The ioprio_set() system call is used to set the I/O scheduling class and priority of a process, or thread group. The ioprio_set() call takes three parameters: which, who and ioprio and sets the I/O scheduling class and priority of the process specified by which and who to the value specified by ioprio. The class of scheduling is determined by the upper bits of the ioprio argument; the lower bits of ioprio determine the actual priority within the class. The four classes available are IOPRIO_CLASS_RT (real-time class), IOPRIO_CLASS_BE (best effort class), IOPRIO_CLASS_IDLE (idle priority class) and IOPRIO_CLASS_NONE (no class, just the priority).

The ioprio_set() call is advantageous because it allows the user to specify the I/O scheduling class and priority for individual applications, threads or thread-groups which makes it possible to ensure that only certain processes receive the I/O resources they need.

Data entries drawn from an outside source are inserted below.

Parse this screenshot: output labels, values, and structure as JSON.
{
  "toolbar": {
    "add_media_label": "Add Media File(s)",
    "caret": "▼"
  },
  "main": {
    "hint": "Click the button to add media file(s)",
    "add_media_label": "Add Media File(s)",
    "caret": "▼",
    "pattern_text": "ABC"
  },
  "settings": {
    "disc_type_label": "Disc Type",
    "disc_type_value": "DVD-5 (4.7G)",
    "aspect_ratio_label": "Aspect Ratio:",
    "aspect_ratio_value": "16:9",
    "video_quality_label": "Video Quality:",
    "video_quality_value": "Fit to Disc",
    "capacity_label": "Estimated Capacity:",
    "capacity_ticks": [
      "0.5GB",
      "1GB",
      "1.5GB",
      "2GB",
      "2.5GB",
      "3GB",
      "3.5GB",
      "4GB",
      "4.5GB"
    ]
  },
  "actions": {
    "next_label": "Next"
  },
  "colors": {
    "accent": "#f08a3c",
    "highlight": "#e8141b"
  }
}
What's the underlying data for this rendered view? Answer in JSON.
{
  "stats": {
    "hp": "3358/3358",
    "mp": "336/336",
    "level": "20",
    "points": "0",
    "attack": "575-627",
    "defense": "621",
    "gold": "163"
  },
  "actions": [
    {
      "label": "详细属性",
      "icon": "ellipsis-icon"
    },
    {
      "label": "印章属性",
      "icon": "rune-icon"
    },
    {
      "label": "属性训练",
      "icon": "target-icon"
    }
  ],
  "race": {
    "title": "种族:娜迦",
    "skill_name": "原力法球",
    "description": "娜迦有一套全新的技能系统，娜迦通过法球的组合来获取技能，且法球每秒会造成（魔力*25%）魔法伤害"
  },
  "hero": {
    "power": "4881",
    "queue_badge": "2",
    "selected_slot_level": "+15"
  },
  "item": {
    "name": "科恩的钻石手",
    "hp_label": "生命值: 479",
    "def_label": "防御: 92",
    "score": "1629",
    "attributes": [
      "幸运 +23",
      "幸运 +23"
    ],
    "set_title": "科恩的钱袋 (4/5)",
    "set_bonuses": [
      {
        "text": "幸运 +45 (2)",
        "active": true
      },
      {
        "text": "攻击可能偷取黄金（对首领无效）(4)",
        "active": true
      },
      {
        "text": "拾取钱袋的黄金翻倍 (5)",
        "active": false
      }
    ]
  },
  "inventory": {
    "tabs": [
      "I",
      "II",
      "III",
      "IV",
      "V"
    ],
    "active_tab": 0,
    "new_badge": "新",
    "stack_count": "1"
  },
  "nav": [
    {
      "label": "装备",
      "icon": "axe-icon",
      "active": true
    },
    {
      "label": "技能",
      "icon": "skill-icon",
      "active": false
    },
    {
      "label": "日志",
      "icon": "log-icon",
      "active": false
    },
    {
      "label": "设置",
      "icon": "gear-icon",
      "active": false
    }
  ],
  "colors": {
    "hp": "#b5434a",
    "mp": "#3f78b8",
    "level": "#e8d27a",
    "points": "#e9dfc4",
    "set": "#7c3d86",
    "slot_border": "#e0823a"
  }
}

However, it is important to remember that using this system call in conjunction with unscheduling classes can have adverse effects on other applications and the overall system performance.


  • which: int - Specifies whether to apply the setting to the current process or thread group (0=current, 1=thread group).
  • who: int - Specifies which pid or thread group (tgid) to apply the setting to. Set to 0 for the current thread.
  • ioprio: int - Specifies the I/O scheduling class and priority. The value consists of two parts: the class (the 5 most significant bits, bits 4-0 inclusive), and the priority within the class (the 19 least significant bits).

Available Tags

  • U - Originated from user space (for example, pointer to user space memory used to get it)






To register IOPriority operations.

Example Use Case

ioprio_set() could be used to ensure that specific applications receive a higher priority, or more resources, than others. For example, a multimedia application needs access to the disk more often than an e-mail application, so setting the I/O priority of the multimedia application to a higher level might help improve the performance of that application.


This system call is sensitive to changes and may have unexpected results or have a performance impact if used indiscriminately. It is important to consider the implications before changing the default I/O scheduling class of a process.

  • ioprio_get() - get the I/O scheduling class and priority of a process

This document was automatically generated by OpenAI and needs review. It might not be accurate and might contain errors. The authors of Tracee recommend that the user reads the "events.go" source file to understand the events and their arguments better.